• _MATERIAL PROVIDED_:
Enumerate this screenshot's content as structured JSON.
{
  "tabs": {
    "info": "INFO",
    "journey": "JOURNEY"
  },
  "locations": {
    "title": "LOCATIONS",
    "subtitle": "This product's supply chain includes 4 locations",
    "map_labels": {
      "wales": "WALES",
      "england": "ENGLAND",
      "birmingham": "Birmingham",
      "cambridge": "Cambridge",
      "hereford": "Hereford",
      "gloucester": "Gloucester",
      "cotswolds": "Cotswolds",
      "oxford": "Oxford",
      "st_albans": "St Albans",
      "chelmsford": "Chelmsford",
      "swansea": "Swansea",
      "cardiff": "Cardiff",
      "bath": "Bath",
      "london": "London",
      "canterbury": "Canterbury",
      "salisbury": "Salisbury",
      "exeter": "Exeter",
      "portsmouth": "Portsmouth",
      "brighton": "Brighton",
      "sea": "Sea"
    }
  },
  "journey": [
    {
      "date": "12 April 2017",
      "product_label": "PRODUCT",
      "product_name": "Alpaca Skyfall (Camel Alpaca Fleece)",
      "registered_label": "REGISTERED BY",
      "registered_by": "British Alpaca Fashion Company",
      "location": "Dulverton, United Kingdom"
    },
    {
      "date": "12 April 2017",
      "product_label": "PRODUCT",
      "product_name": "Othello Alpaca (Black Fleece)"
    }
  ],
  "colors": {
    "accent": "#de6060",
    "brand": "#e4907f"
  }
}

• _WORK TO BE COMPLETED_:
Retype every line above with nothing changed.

• _TASK OUTPUT_:
Enumerate this screenshot's content as structured JSON.
{
  "tabs": {
    "info": "INFO",
    "journey": "JOURNEY"
  },
  "locations": {
    "title": "LOCATIONS",
    "subtitle": "This product's supply chain includes 4 locations",
    "map_labels": {
      "wales": "WALES",
      "england": "ENGLAND",
      "birmingham": "Birmingham",
      "cambridge": "Cambridge",
      "hereford": "Hereford",
      "gloucester": "Gloucester",
      "cotswolds": "Cotswolds",
      "oxford": "Oxford",
      "st_albans": "St Albans",
      "chelmsford": "Chelmsford",
      "swansea": "Swansea",
      "cardiff": "Cardiff",
      "bath": "Bath",
      "london": "London",
      "canterbury": "Canterbury",
      "salisbury": "Salisbury",
      "exeter": "Exeter",
      "portsmouth": "Portsmouth",
      "brighton": "Brighton",
      "sea": "Sea"
    }
  },
  "journey": [
    {
      "date": "12 April 2017",
      "product_label": "PRODUCT",
      "product_name": "Alpaca Skyfall (Camel Alpaca Fleece)",
      "registered_label": "REGISTERED BY",
      "registered_by": "British Alpaca Fashion Company",
      "location": "Dulverton, United Kingdom"
    },
    {
      "date": "12 April 2017",
      "product_label": "PRODUCT",
      "product_name": "Othello Alpaca (Black Fleece)"
    }
  ],
  "colors": {
    "accent": "#de6060",
    "brand": "#e4907f"
  }
}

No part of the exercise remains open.